Nézet-Séguin rises to this challenge with a performance of enormous energy. The opening Veni, Creator Spiritus obeys the composer’s marking of Allegro impetuoso; the crisp, rhythmic attack of the singers and instrumentalists driving the music forward. There is an overwhelming sense that a musical juggernaut has been launched. Along the way, the score ebbs and flows attractively with a sense of tension and release, but never losing sight of its ultimate destination.
The opening of Part II reveals exquisitely coloured instrumental playing, delivered with a truly romantic intensity; an intensity matched by the fine line-up of vocal soloists. In particular, Anthony Dean Griffey makes a fine Doctor Marianus and Markus Werba (who recently recorded the work for the Utah Symphony) is an aptly named Pater Ecstaticus. Lisette Oropesa impresses as Mater Gloriosa. The well-drilled American Boychoir also makes a splendid contribution.

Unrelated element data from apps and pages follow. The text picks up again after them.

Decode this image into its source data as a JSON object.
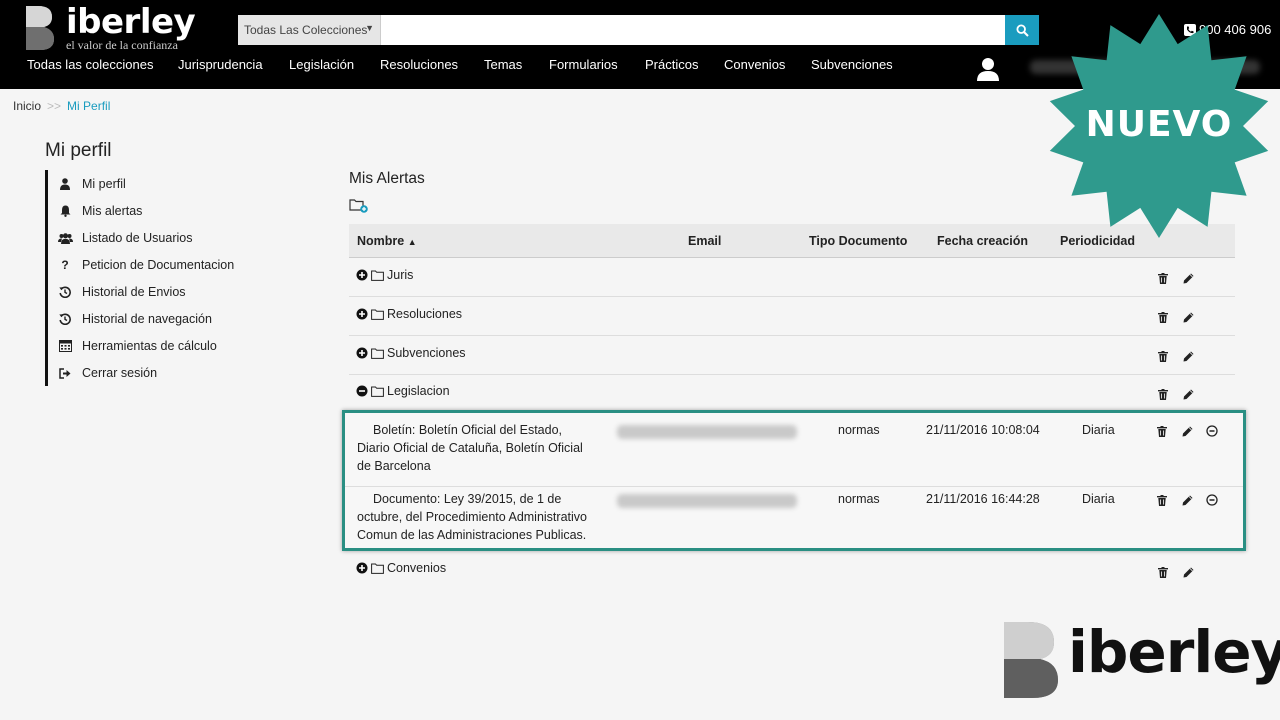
{
  "brand": {
    "name": "iberley",
    "tagline": "el valor de la confianza"
  },
  "search": {
    "collection": "Todas Las Colecciones",
    "placeholder": ""
  },
  "phone": "900 406 906",
  "nav": [
    "Todas las colecciones",
    "Jurisprudencia",
    "Legislación",
    "Resoluciones",
    "Temas",
    "Formularios",
    "Prácticos",
    "Convenios",
    "Subvenciones"
  ],
  "breadcrumb": {
    "home": "Inicio",
    "sep": ">>",
    "current": "Mi Perfil"
  },
  "sidebar": {
    "title": "Mi perfil",
    "items": [
      {
        "label": "Mi perfil",
        "icon": "user-icon"
      },
      {
        "label": "Mis alertas",
        "icon": "bell-icon"
      },
      {
        "label": "Listado de Usuarios",
        "icon": "users-icon"
      },
      {
        "label": "Peticion de Documentacion",
        "icon": "question-icon"
      },
      {
        "label": "Historial de Envios",
        "icon": "history-icon"
      },
      {
        "label": "Historial de navegación",
        "icon": "history-icon"
      },
      {
        "label": "Herramientas de cálculo",
        "icon": "calculator-icon"
      },
      {
        "label": "Cerrar sesión",
        "icon": "logout-icon"
      }
    ]
  },
  "main": {
    "title": "Mis Alertas",
    "columns": {
      "nombre": "Nombre",
      "email": "Email",
      "tipo": "Tipo Documento",
      "fecha": "Fecha creación",
      "periodicidad": "Periodicidad"
    },
    "folders": [
      {
        "name": "Juris",
        "expanded": false
      },
      {
        "name": "Resoluciones",
        "expanded": false
      },
      {
        "name": "Subvenciones",
        "expanded": false
      },
      {
        "name": "Legislacion",
        "expanded": true
      },
      {
        "name": "Convenios",
        "expanded": false
      }
    ],
    "alerts": [
      {
        "desc": "Boletín: Boletín Oficial del Estado, Diario Oficial de Cataluña, Boletín Oficial de Barcelona",
        "tipo": "normas",
        "fecha": "21/11/2016 10:08:04",
        "periodicidad": "Diaria"
      },
      {
        "desc": "Documento: Ley 39/2015, de 1 de octubre, del Procedimiento Administrativo Comun de las Administraciones Publicas.",
        "tipo": "normas",
        "fecha": "21/11/2016 16:44:28",
        "periodicidad": "Diaria"
      }
    ]
  },
  "badge": {
    "text": "NUEVO",
    "color": "#2f9a8d"
  },
  "colors": {
    "accent": "#1a9cbf",
    "highlight_border": "#2a8f83",
    "header_bg": "#000000"
  }
}
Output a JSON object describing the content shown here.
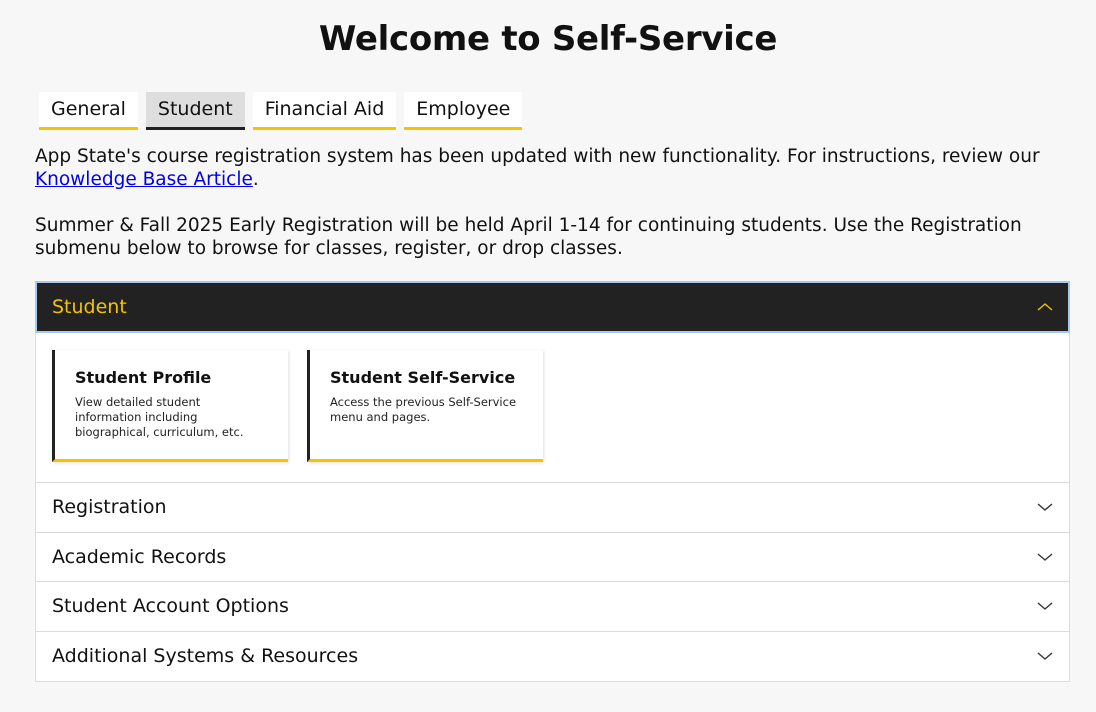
{
  "page": {
    "title": "Welcome to Self-Service"
  },
  "tabs": [
    {
      "label": "General"
    },
    {
      "label": "Student"
    },
    {
      "label": "Financial Aid"
    },
    {
      "label": "Employee"
    }
  ],
  "active_tab": "Student",
  "intro": {
    "p1_text": "App State's course registration system has been updated with new functionality. For instructions, review our",
    "p1_link": "Knowledge Base Article",
    "p1_end": ".",
    "p2_text": "Summer & Fall 2025 Early Registration will be held April 1-14 for continuing students. Use the Registration submenu below to browse for classes, register, or drop classes."
  },
  "accordion": {
    "open_section": {
      "label": "Student",
      "cards": [
        {
          "title": "Student Profile",
          "description": "View detailed student information including biographical, curriculum, etc."
        },
        {
          "title": "Student Self-Service",
          "description": "Access the previous Self-Service menu and pages."
        }
      ]
    },
    "sections": [
      {
        "label": "Registration"
      },
      {
        "label": "Academic Records"
      },
      {
        "label": "Student Account Options"
      },
      {
        "label": "Additional Systems & Resources"
      }
    ]
  },
  "colors": {
    "accent": "#f5c400",
    "header_dark": "#222222",
    "link": "#0000ee"
  },
  "icons": {
    "expanded": "chevron-up-icon",
    "collapsed": "chevron-down-icon"
  }
}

On the way to the final heavenly vision of the Mater Gloriosa, Nézet-Séguin imparts an undergirding ardour that drives towards the symphony’s culmination. And what a culmination it is. The closing pages communicate unbridled joy and ecstasy, and just when you think it can’t get louder, it does. There are a thousand good reason to luxuriate in this recording – don’t hesitate!
Yannick Nézet-Séguin’s recording of Mahler 8 is Limelight‘s Recording of the Month in April. Read our interview with the conductor here.